Keo and Paul came from a family of eight children, and moved to Hawaii during their junior high school years. Paul credits his father, a successful businessman in Thailand, with giving him and Keo the tools to succeed via an American education.

“Our father invested in education for his kids rather than just giving us money,” says Paul of his dad, who sent all eight children to school in America. “Money can be taken away or stolen; an education can’t be taken away. As you get older, you start to understand what your parents are talking about. If you are willing to work hard in America, anything can happen.”

In addition to the restaurant and family grocery store, Keo also operates a farm in the Mokuleia area, where he grows most of the vegetables used in the eatery. This self-sustaining system allows Keo to both enjoy his hobby as well as provide fresh ingredients for the restaurant that go from the farm to one’s plate within hours.

“His farm is all organic and free of any pesticides,” says Paul of his brother. “Keo has a green thumb. He can grow anything!”

Some of the farm’s fresh vegetables can be found in Soft Shell Crab with Basil ($19.95) as well as another seafood favorite, Panang Shrimp and Scallops ($15.95), which incorporates kaffir lime leaves, fresh ground lemon grass, peas and coconut milk.

Keo’s also is known for its famous Sa-Teh Chicken ($9.95), four pieces of juicy, white meat chicken on skewers served with a spicy peanut sauce. Another favorite is Tom Yum Soup ($4.95), an eclectic mix of shrimp, lemon grass, kaffir lime leaves, green onion, cilantro, mushrooms and lime juice.

“We know that a lot of local people like seafood, so we try to feature it a lot,” Paul says.

In addition to the regular menu, Keo’s is serving up a special Valentine’s Day Dinner ($29.95 per person) that appropriately includes a fresh rose for each couple. Each V-Day diner receives an appetizer selection, Green Papaya Salad, choice of entree — including the infamous Evil Jungle Prince — and a choice of white Jasmine, brown or sticky rice. End the night with ice cream or tapioca for dessert, and during the meal, Paul suggests ordering the Mango Daiquiri ($6.50) to complete the experience.

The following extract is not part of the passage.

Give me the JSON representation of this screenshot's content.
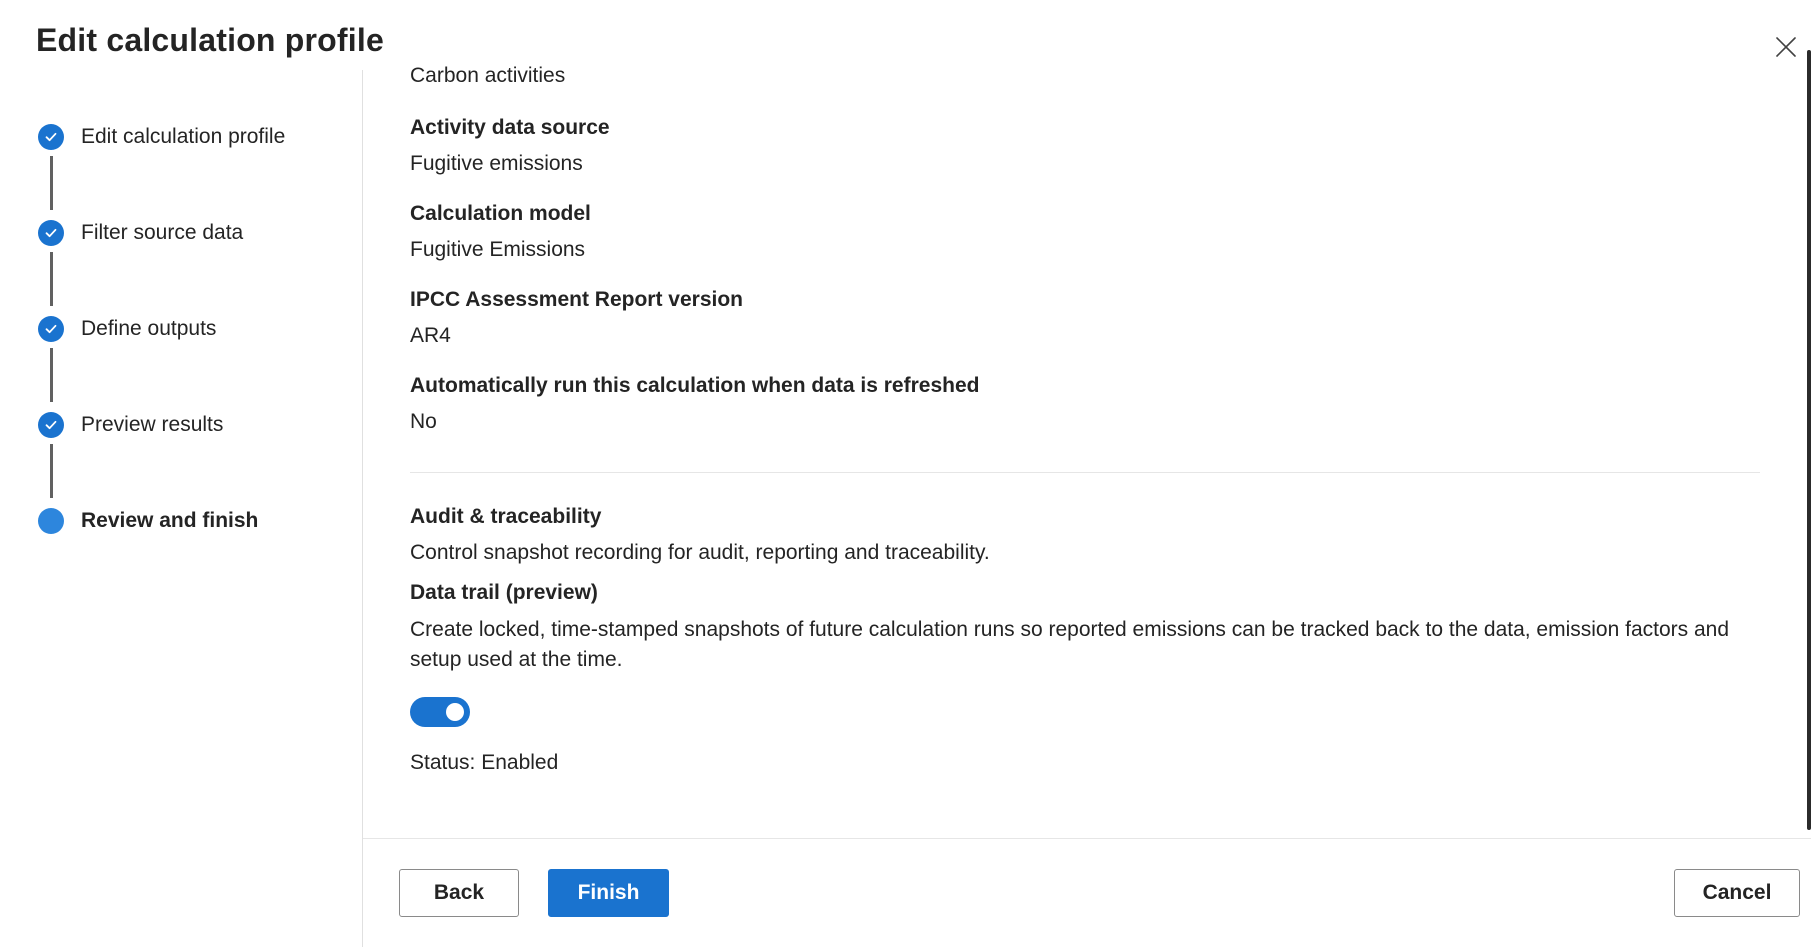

As is the case with most nights at Keo’s, the dining room fills up quickly, so reservations are recommended.

Keo’s Thai Cuisine

  • Where
    • 2028 Kuhio Avenue
    • Honolulu, HI 96815
  • Call
    • (808) 951-9355
  • Hours
    • 5 p.m. – 10 p.m.
    • Open daily
  • Website